Battery Acid


Using a chemical compound, the acid is neutralized, turning it into water. Before sending the water into the sewer system, it’s cleaned and tested to ensure it meets regulatory clean water standards. Battery acid also may be converted to sodium sulfate and used in other types of manufacturing, like glass and textile. 



The plastic is washed and dried, then sent to a plastic recycling plant where it is melted and formed into plastic pellets. 



The metal pieces make their way into a furnace for up to 10 hours where they’re melted down into a liquid. Lighter metals float to the surface of the melted lead and are siphoned off. Molten lead is purified once again and poured into bar-shaped molds.

Step 3: Back to the Start

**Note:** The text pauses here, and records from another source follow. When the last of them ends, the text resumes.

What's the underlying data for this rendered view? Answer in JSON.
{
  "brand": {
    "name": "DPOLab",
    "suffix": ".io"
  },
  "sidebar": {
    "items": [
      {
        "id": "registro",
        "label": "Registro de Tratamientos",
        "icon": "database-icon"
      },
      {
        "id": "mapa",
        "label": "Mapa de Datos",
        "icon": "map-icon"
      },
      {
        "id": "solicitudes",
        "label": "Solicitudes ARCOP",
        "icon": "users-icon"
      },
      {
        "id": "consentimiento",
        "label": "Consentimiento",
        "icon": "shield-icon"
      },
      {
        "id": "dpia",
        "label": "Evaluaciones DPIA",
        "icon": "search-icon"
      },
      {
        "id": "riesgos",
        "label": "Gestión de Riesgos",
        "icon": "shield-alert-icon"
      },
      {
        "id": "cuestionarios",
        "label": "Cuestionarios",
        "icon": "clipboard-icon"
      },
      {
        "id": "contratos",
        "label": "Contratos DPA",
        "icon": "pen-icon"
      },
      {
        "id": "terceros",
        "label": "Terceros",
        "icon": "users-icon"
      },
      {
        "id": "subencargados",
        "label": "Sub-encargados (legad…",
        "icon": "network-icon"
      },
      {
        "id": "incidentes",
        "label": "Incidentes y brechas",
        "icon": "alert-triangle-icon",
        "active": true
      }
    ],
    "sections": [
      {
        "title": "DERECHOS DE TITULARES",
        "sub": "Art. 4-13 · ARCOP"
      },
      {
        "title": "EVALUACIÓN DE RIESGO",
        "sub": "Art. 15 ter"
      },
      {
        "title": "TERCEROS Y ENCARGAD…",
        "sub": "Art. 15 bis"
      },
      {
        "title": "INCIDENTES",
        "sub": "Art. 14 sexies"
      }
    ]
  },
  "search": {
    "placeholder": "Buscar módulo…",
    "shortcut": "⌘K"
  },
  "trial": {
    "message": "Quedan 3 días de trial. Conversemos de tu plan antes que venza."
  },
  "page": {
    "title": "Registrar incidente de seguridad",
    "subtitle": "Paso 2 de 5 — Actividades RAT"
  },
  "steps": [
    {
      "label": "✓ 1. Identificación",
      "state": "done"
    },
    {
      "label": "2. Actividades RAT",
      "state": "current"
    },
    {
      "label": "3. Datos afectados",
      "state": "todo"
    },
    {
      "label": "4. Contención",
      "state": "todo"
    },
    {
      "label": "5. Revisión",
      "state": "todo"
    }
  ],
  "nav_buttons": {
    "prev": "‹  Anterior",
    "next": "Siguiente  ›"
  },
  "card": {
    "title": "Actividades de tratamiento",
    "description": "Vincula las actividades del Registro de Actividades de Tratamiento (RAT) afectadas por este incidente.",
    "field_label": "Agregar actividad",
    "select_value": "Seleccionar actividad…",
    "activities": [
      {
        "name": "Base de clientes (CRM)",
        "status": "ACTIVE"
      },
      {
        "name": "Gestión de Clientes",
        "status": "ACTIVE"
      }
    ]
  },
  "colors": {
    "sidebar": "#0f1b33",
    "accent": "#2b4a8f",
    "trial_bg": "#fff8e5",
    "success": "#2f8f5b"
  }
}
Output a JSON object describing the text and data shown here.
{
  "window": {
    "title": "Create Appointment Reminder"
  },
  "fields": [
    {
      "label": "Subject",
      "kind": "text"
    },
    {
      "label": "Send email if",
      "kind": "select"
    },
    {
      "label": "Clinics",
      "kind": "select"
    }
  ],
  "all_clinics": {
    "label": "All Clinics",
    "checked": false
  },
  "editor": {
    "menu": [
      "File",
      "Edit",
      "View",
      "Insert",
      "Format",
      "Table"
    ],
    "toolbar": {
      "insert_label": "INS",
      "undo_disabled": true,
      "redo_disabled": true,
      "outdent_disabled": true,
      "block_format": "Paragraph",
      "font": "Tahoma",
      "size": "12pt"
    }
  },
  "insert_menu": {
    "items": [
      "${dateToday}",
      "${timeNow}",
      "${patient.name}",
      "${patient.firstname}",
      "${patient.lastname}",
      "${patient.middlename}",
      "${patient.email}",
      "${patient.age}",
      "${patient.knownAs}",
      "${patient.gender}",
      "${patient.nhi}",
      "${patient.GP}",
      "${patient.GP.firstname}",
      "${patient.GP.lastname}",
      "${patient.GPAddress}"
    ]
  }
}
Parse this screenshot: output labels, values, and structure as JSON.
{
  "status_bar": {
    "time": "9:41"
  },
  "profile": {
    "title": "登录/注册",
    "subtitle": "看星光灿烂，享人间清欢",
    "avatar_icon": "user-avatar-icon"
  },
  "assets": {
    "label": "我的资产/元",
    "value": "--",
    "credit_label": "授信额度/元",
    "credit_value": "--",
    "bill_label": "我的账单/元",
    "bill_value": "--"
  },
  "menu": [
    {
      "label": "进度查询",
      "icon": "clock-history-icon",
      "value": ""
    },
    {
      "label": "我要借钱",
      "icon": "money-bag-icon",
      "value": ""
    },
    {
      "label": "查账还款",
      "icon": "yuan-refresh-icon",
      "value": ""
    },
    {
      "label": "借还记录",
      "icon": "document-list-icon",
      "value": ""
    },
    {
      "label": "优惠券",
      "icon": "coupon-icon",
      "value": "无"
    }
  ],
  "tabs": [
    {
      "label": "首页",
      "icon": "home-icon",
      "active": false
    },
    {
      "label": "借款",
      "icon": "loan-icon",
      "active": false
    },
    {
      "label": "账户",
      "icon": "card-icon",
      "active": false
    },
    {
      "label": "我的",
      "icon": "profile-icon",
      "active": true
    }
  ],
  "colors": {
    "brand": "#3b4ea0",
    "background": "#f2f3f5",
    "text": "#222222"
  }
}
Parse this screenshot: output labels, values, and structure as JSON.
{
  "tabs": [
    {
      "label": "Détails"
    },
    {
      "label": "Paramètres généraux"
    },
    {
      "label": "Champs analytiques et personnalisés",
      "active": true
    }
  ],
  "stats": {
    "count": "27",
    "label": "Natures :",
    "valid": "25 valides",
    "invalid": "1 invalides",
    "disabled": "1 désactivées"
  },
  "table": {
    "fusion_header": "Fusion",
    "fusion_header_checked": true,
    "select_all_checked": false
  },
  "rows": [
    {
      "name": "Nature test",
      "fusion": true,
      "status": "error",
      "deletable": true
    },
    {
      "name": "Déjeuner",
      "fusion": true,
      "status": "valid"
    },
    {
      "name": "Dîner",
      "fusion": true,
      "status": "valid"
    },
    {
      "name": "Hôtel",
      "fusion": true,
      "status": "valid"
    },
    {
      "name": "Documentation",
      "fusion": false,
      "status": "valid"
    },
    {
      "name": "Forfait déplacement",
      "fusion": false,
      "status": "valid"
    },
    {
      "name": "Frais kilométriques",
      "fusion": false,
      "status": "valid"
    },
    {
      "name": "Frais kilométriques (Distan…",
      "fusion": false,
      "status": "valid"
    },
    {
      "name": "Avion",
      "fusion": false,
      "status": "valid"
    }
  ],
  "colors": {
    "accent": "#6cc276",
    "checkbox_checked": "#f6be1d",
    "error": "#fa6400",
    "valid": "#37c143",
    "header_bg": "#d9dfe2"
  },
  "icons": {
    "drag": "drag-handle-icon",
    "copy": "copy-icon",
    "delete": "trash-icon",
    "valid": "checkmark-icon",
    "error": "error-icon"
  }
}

Recycled plastic pellets and lead can be remelted to create new car batteries, starting the cycle from the beginning. A single lead bar has enough lead to make up to three new batteries. 

Not Ready to Recycle? Refurbish

A battery with life still in it is fully charged and tested to determine if it meets refurbishment standards. If it does not, clients can purchase a new battery at a reduced rate while their old one heads into recycling. 

If a battery is determined to be refurbish-ready, it’s repaired and rebuilt on site. The process ends with a thorough cleaning, which includes all terminals and casings, before being returned in pristine, working condition.